What the task asks: For this exercise, print all of the entries exactly as given.

---

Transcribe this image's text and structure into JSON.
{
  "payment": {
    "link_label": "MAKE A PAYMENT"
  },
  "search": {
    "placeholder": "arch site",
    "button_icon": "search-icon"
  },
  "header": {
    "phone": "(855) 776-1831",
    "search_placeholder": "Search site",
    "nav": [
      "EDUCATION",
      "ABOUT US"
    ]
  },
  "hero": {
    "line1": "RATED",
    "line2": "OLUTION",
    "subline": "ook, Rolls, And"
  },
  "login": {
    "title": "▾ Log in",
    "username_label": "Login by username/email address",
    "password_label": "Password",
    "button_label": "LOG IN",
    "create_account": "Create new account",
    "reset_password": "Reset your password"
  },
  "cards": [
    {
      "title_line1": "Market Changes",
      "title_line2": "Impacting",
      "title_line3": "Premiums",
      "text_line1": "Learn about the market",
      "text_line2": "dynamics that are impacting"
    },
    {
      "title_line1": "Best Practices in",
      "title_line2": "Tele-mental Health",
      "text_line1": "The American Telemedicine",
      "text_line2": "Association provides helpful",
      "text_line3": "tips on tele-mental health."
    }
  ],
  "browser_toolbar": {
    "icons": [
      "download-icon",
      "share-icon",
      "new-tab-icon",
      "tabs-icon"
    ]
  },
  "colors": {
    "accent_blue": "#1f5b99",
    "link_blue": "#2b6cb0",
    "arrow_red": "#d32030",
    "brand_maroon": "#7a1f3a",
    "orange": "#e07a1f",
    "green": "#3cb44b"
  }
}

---

Output of the exercise:
Transcribe this image's text and structure into JSON.
{
  "payment": {
    "link_label": "MAKE A PAYMENT"
  },
  "search": {
    "placeholder": "arch site",
    "button_icon": "search-icon"
  },
  "header": {
    "phone": "(855) 776-1831",
    "search_placeholder": "Search site",
    "nav": [
      "EDUCATION",
      "ABOUT US"
    ]
  },
  "hero": {
    "line1": "RATED",
    "line2": "OLUTION",
    "subline": "ook, Rolls, And"
  },
  "login": {
    "title": "▾ Log in",
    "username_label": "Login by username/email address",
    "password_label": "Password",
    "button_label": "LOG IN",
    "create_account": "Create new account",
    "reset_password": "Reset your password"
  },
  "cards": [
    {
      "title_line1": "Market Changes",
      "title_line2": "Impacting",
      "title_line3": "Premiums",
      "text_line1": "Learn about the market",
      "text_line2": "dynamics that are impacting"
    },
    {
      "title_line1": "Best Practices in",
      "title_line2": "Tele-mental Health",
      "text_line1": "The American Telemedicine",
      "text_line2": "Association provides helpful",
      "text_line3": "tips on tele-mental health."
    }
  ],
  "browser_toolbar": {
    "icons": [
      "download-icon",
      "share-icon",
      "new-tab-icon",
      "tabs-icon"
    ]
  },
  "colors": {
    "accent_blue": "#1f5b99",
    "link_blue": "#2b6cb0",
    "arrow_red": "#d32030",
    "brand_maroon": "#7a1f3a",
    "orange": "#e07a1f",
    "green": "#3cb44b"
  }
}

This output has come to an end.